Make time today to discuss your death arrangements with a spouse, friend, or family member. Then take practical action: complete your will, write your eulogy, and plan the funeral arrangements in practical terms. At the end of the day, reflect on these questions:
- Did you procrastinate on these tasks today? Why? Why not?
- Did you feel these tasks were important or relevant to your life right now? Why? Why not?
- How might engaging in these tasks hold power for you in both practical and spiritual terms?
It would really freak out my parents if I called them up to discuss my funeral plans, and–to be honest–only Shea would really “get it.” So I’ll call her tomorrow, I suppose: it’s too late to disturb her now. But, for the record, this is what I’d like done:
- I want to be buried at Boone-Hutchinson Cemetary. Some of the best times of my life happened at that place, and I can’t think of anything better. The burial, however, is rather optional. If my family wants me to be cremated, I’m down for that, too. I rather think it would be neat to split my ashes up a bit…scatter some in Boone-Hutch, maybe scatter some out here in Pioneer Cemetary, and ship some off with Shea to Ireland so she can chuck me off the Cliffs of Moher. Of course, I have no money, so I’m not particularly sure how a funeral would be arranged. Shove me in a pine box. Lay off the wake.
- As far as my will goes…I really don’t have anything. All my financial things–IRAs, bank accounts, investments, bonds–I’d like those to go to Zach. He could use a leg up, especially for an education. After that, I just have things. My books would go to Rachel–that’s a long-standing arrangement. My Wicca things would go to Natalie. All my (painstakingly accumulated) kitchen things would probably go to my mom, but seeing as she’s got quite the kitchen herself, she might want them to go elsewhere. Perhaps she and Shea could split them? I think Shea would get a kick out of the Kitchen Aid. The co-op can have all the furniture and linens I’ve got here. My clothes can get sent to the Salvation Army. My family can have my movies and files, and really anything of mine that they feel particularly drawn to. That basically does it for my worldly possessions.

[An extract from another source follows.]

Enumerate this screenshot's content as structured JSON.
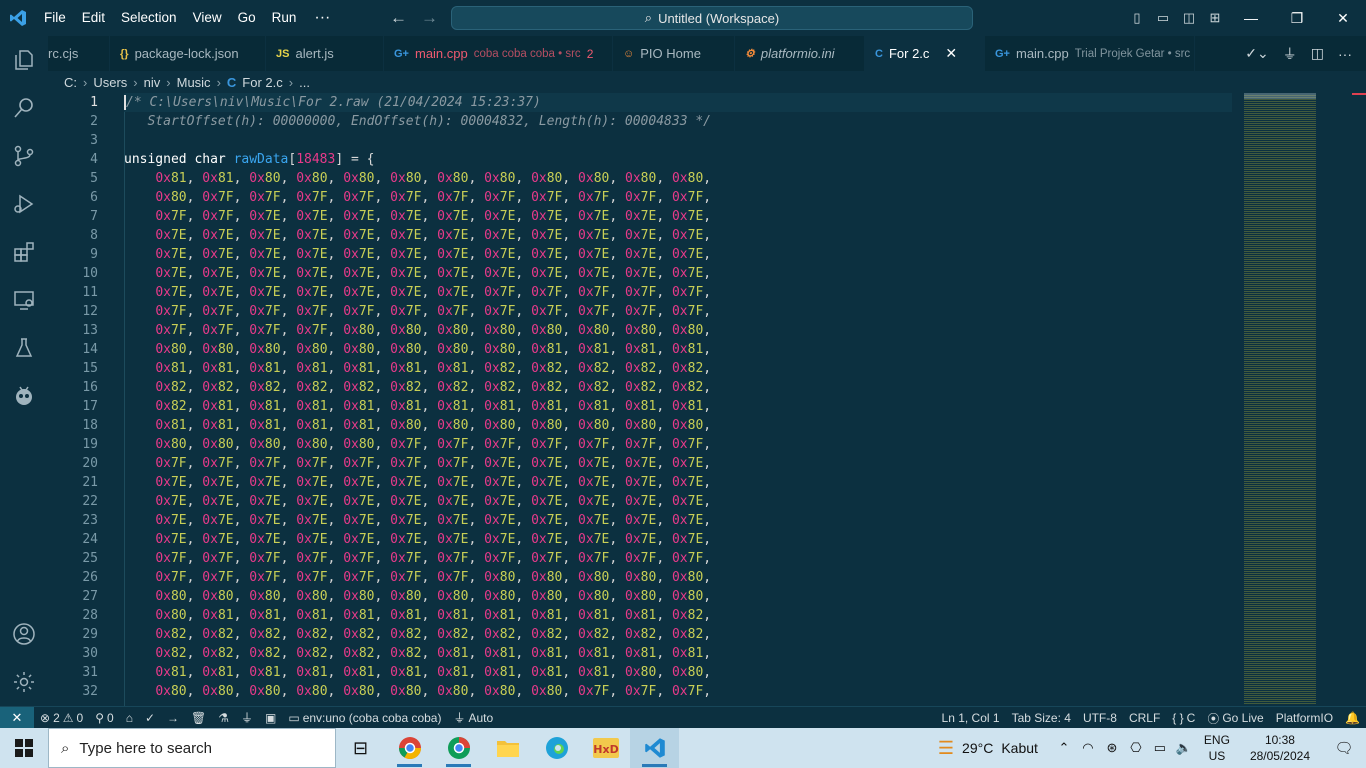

- It would be nice to figure out some of the more practical things–formalizing a legal will, getting life insurance so that my funeral won’t be a financial burden to anyone. But I don’t have money for premiums or lawyers. To be honest, this is something I need to be a ‘real grown-up’ to do. And by ‘real grown-up,’ I mean gainfully employed.
- Spiritually, confronting and planning for my inevitable exit rather helps me realize that I don’t have infinite time on my hands. In this life, I only have a set number of days, and I need to take advantage of each of them. Lying around in bed watching TV is not how I want to spend it. I want to be a fully realized person, not a shadow or a pawn.